Data sharing in industrial ecosystems (part 4 of 4)
Data sharing in industrial ecosystems (final part)
by Prof. Dr. Boris Otto, Prof. Dr. Nikolaus Mohr, Matthias Roggendorf, PhD and Tobias Guggenberger
Success ingredients of successful data sharing models
Many industrial data ecosystems are still in their nascent stages and many players are only taking their first steps in this area, often in the form of bilateral data sharing. However, the early successes that do exist provide a basis for identifying steps to increase the chances that an industrial ecosystem will prosper. As more companies participate in data ecosystems, this list will surely evolve:
Systematically assess business opportunities from sharing your own data and gaining access to new data: In a first step, it is important for organizations to understand an ecosystem’s potential in terms the business it will generate rather than the data the company will share. Such an approach requires looking broadly at both internal applications and opportunities that can be co-created with customers, or even new business they can build outside the core. In some cases, additional value may come from selling data alone, while in others it may involve some give and take. Companies often fail to articulate their expectations clearly and underestimate the time needed to achieve benefits. Also, it is crucial to understand the main actors in the potential business ecosystem – for example, who will need to play the orchestrator and who are participants – and what mechanisms would incentivize them to share their data (for example, if value creation is unevenly distributed).
Define your own role and options: After understanding the business opportunity offered by the ecosystem and its operating protocol, companies need to thoroughly assess their strategic options. These might involve becoming a data owner, a participant in an emerging ecosystem, or a provider of services. The choice of this role largely determines the required investments, the organizational setup, and the resources needed to drive implementation from both the business and technology side.
Create a value- and risk-driven approach to data: A systematic scan of corporate and transactional data can reveal the value that can be created and the intellectual property that might be at stake. Options should be considered for sanitizing or aggregating the data so it can still be used with partners. Methods for managing data value and risk should be put in place for data assets assessed as strategic.

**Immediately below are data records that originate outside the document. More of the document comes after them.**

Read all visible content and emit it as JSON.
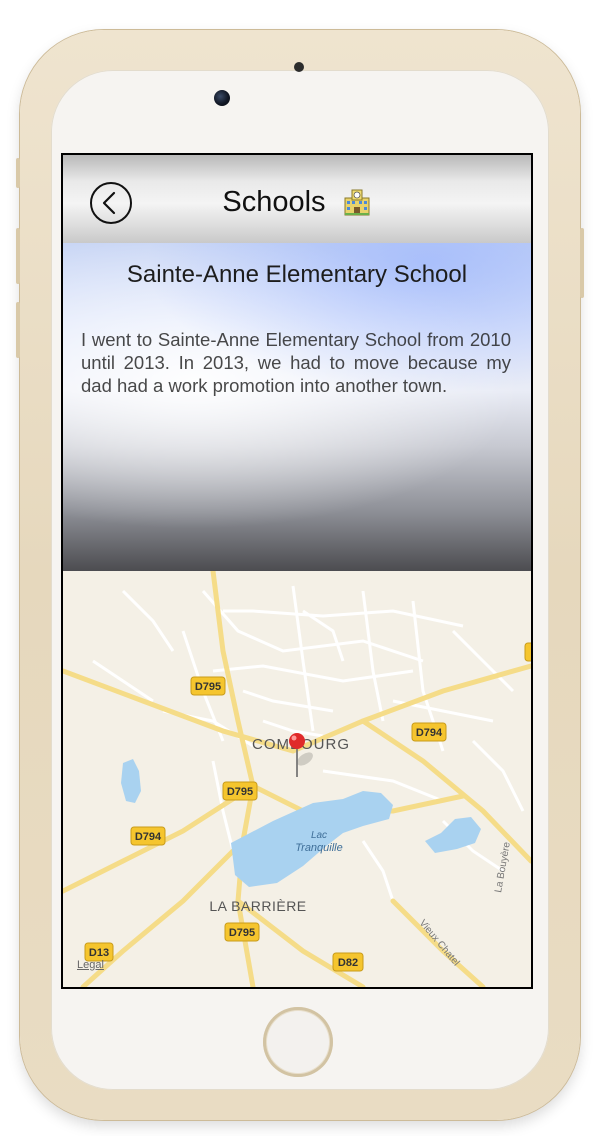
{
  "navbar": {
    "title": "Schools",
    "back_icon": "chevron-left-icon",
    "title_icon": "school-icon"
  },
  "school": {
    "name": "Sainte-Anne Elementary School",
    "description": "I went to Sainte-Anne Elementary School from 2010 until 2013. In 2013, we had to move because my dad had a work promotion into another town."
  },
  "map": {
    "town_label": "COMBOURG",
    "lake_label_line1": "Lac",
    "lake_label_line2": "Tranquille",
    "place_label": "LA BARRIÈRE",
    "road_label_1": "D795",
    "road_label_2": "D794",
    "road_label_3": "D795",
    "road_label_4": "D794",
    "road_label_5": "D795",
    "road_label_6": "D13",
    "road_label_7": "D82",
    "street_label_1": "La Bouyère",
    "street_label_2": "Vieux Chatel",
    "legal": "Legal",
    "pin_icon": "map-pin-icon",
    "colors": {
      "background": "#f4f0e6",
      "water": "#a9d2f0",
      "road": "#f5dc88",
      "road_badge": "#f5c52e",
      "pin": "#e02a2a"
    }
  }
}
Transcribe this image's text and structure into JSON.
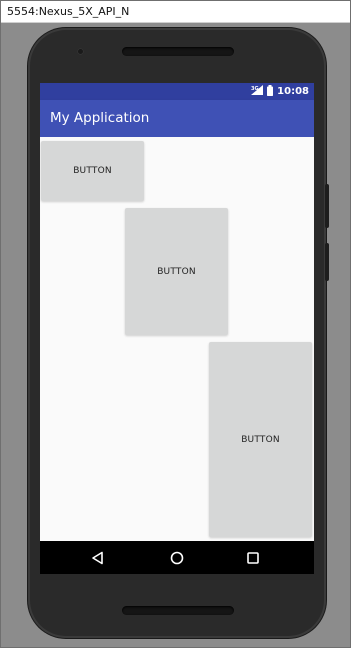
{
  "window": {
    "title": "5554:Nexus_5X_API_N"
  },
  "statusbar": {
    "time": "10:08",
    "signal_icon": "signal-icon",
    "battery_icon": "battery-icon",
    "color": "#303f9f"
  },
  "appbar": {
    "title": "My Application",
    "color": "#3f51b5"
  },
  "buttons": [
    {
      "label": "BUTTON"
    },
    {
      "label": "BUTTON"
    },
    {
      "label": "BUTTON"
    }
  ],
  "navbar": {
    "back_icon": "back-triangle-icon",
    "home_icon": "home-circle-icon",
    "recents_icon": "recents-square-icon"
  }
}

Establish sustainable data governance: Once relevant data has been identified, scaling up the approach requires suitable data governance. This involves establishing business ownership of internal data so that it can be shared externally and integrated quickly with data from new sources. Companies may also want to set up a set of data management tools, such as a data catalog (or internal data marketplace), as well as a basic tools for topics such as tracking data lineage, classifying data risk, or documenting data access policies. Data partnership managers may be needed to drive date identification and commercialization.
Embark on a data platform strategy: Often, a company’s legacy IT systems are highly complex, and its data is siloed in operational applications. Inflexible systems and data models determined by software vendors make the data production side of the equation difficult to change. The data consumption side, in turn, is easier to evolve. The key to gaining traction is a flexible data consumption architecture that enables easy blending of data, real-time data processing, and the use of analytics and AI. In many cases, the main work entails making existing data accessible to such an analytics environment rather creating the environment itself, as cloud-based analytics solutions are fast to set up and use.
Apply a test-and-learn approach before scaling: Companies should not be afraid to learn by doing. Set an aggressive goal of taking a first minimal viable product live with internal or external customers within a few weeks. Start with use cases of limited complexity that contribute to overall strategy. Find a friendly partner or customers who is excited to learn with you. Communicate your successes and grow your capabilities along the way.
The market for data sharing platforms that guarantee data sovereignty is still nascent. Furthermore, commercial approaches are difficult to establish (except in niches) due to the need for a neutral supplying entity (a prerequisite that may interfere with commercial interests).
Players that engage early can shape the market and build highly innovative business models and products or services that competitors cannot easily copy. In some cases, such solutions become add-ons to the existing business; in others, the superiority of the new solutions could fully disrupt the industry.
A key requirement for the proliferation of industrial ecosystems is the existence of standards for data interoperability, portability and sovereignty. Promising standardization initiatives such as International Data Spaces (IDS) and Trusted Cloud – as well as the recently started GAIA‑X project – are steps into the right direction.